- **INFORMATION SUPPLIED**

....

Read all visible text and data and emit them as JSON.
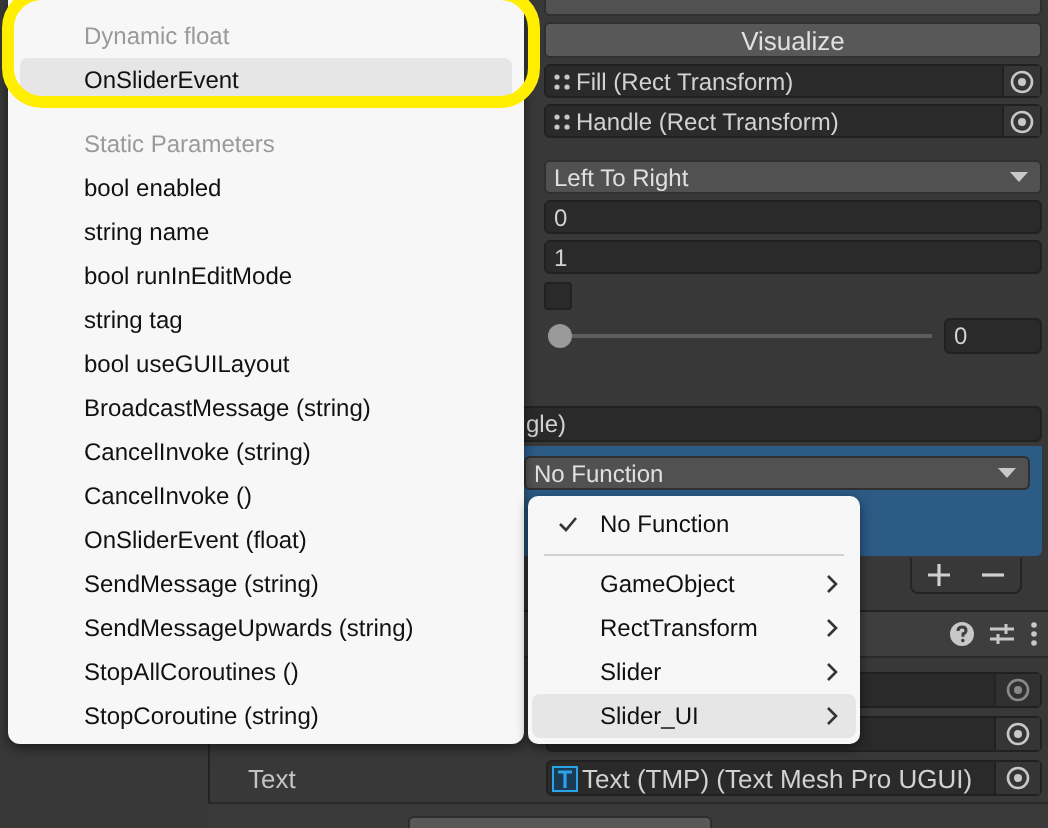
{
  "inspector": {
    "visualize_button": "Visualize",
    "object_fields": [
      {
        "value": "Fill (Rect Transform)"
      },
      {
        "value": "Handle (Rect Transform)"
      }
    ],
    "direction_dropdown": "Left To Right",
    "min_value": "0",
    "max_value": "1",
    "whole_numbers": {
      "checked": false
    },
    "value_slider": {
      "level": 0,
      "reading": "0"
    },
    "event_header": "gle)",
    "function_dropdown": "No Function",
    "text_field": {
      "label": "Text",
      "value": "Text (TMP) (Text Mesh Pro UGUI)"
    }
  },
  "method_menu": {
    "sections": [
      {
        "header": "Dynamic float",
        "highlighted": true,
        "items": [
          {
            "label": "OnSliderEvent",
            "selected": true
          }
        ]
      },
      {
        "header": "Static Parameters",
        "highlighted": false,
        "items": [
          {
            "label": "bool enabled",
            "selected": false
          },
          {
            "label": "string name",
            "selected": false
          },
          {
            "label": "bool runInEditMode",
            "selected": false
          },
          {
            "label": "string tag",
            "selected": false
          },
          {
            "label": "bool useGUILayout",
            "selected": false
          },
          {
            "label": "BroadcastMessage (string)",
            "selected": false
          },
          {
            "label": "CancelInvoke (string)",
            "selected": false
          },
          {
            "label": "CancelInvoke ()",
            "selected": false
          },
          {
            "label": "OnSliderEvent (float)",
            "selected": false
          },
          {
            "label": "SendMessage (string)",
            "selected": false
          },
          {
            "label": "SendMessageUpwards (string)",
            "selected": false
          },
          {
            "label": "StopAllCoroutines ()",
            "selected": false
          },
          {
            "label": "StopCoroutine (string)",
            "selected": false
          }
        ]
      }
    ]
  },
  "component_menu": {
    "items": [
      {
        "kind": "check",
        "label": "No Function",
        "checked": true
      },
      {
        "kind": "separator"
      },
      {
        "kind": "submenu",
        "label": "GameObject",
        "selected": false
      },
      {
        "kind": "submenu",
        "label": "RectTransform",
        "selected": false
      },
      {
        "kind": "submenu",
        "label": "Slider",
        "selected": false
      },
      {
        "kind": "submenu",
        "label": "Slider_UI",
        "selected": true
      }
    ]
  }
}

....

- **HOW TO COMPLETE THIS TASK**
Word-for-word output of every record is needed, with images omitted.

- **EXPECTED ANSWER**
Read all visible text and data and emit them as JSON.
{
  "inspector": {
    "visualize_button": "Visualize",
    "object_fields": [
      {
        "value": "Fill (Rect Transform)"
      },
      {
        "value": "Handle (Rect Transform)"
      }
    ],
    "direction_dropdown": "Left To Right",
    "min_value": "0",
    "max_value": "1",
    "whole_numbers": {
      "checked": false
    },
    "value_slider": {
      "level": 0,
      "reading": "0"
    },
    "event_header": "gle)",
    "function_dropdown": "No Function",
    "text_field": {
      "label": "Text",
      "value": "Text (TMP) (Text Mesh Pro UGUI)"
    }
  },
  "method_menu": {
    "sections": [
      {
        "header": "Dynamic float",
        "highlighted": true,
        "items": [
          {
            "label": "OnSliderEvent",
            "selected": true
          }
        ]
      },
      {
        "header": "Static Parameters",
        "highlighted": false,
        "items": [
          {
            "label": "bool enabled",
            "selected": false
          },
          {
            "label": "string name",
            "selected": false
          },
          {
            "label": "bool runInEditMode",
            "selected": false
          },
          {
            "label": "string tag",
            "selected": false
          },
          {
            "label": "bool useGUILayout",
            "selected": false
          },
          {
            "label": "BroadcastMessage (string)",
            "selected": false
          },
          {
            "label": "CancelInvoke (string)",
            "selected": false
          },
          {
            "label": "CancelInvoke ()",
            "selected": false
          },
          {
            "label": "OnSliderEvent (float)",
            "selected": false
          },
          {
            "label": "SendMessage (string)",
            "selected": false
          },
          {
            "label": "SendMessageUpwards (string)",
            "selected": false
          },
          {
            "label": "StopAllCoroutines ()",
            "selected": false
          },
          {
            "label": "StopCoroutine (string)",
            "selected": false
          }
        ]
      }
    ]
  },
  "component_menu": {
    "items": [
      {
        "kind": "check",
        "label": "No Function",
        "checked": true
      },
      {
        "kind": "separator"
      },
      {
        "kind": "submenu",
        "label": "GameObject",
        "selected": false
      },
      {
        "kind": "submenu",
        "label": "RectTransform",
        "selected": false
      },
      {
        "kind": "submenu",
        "label": "Slider",
        "selected": false
      },
      {
        "kind": "submenu",
        "label": "Slider_UI",
        "selected": true
      }
    ]
  }
}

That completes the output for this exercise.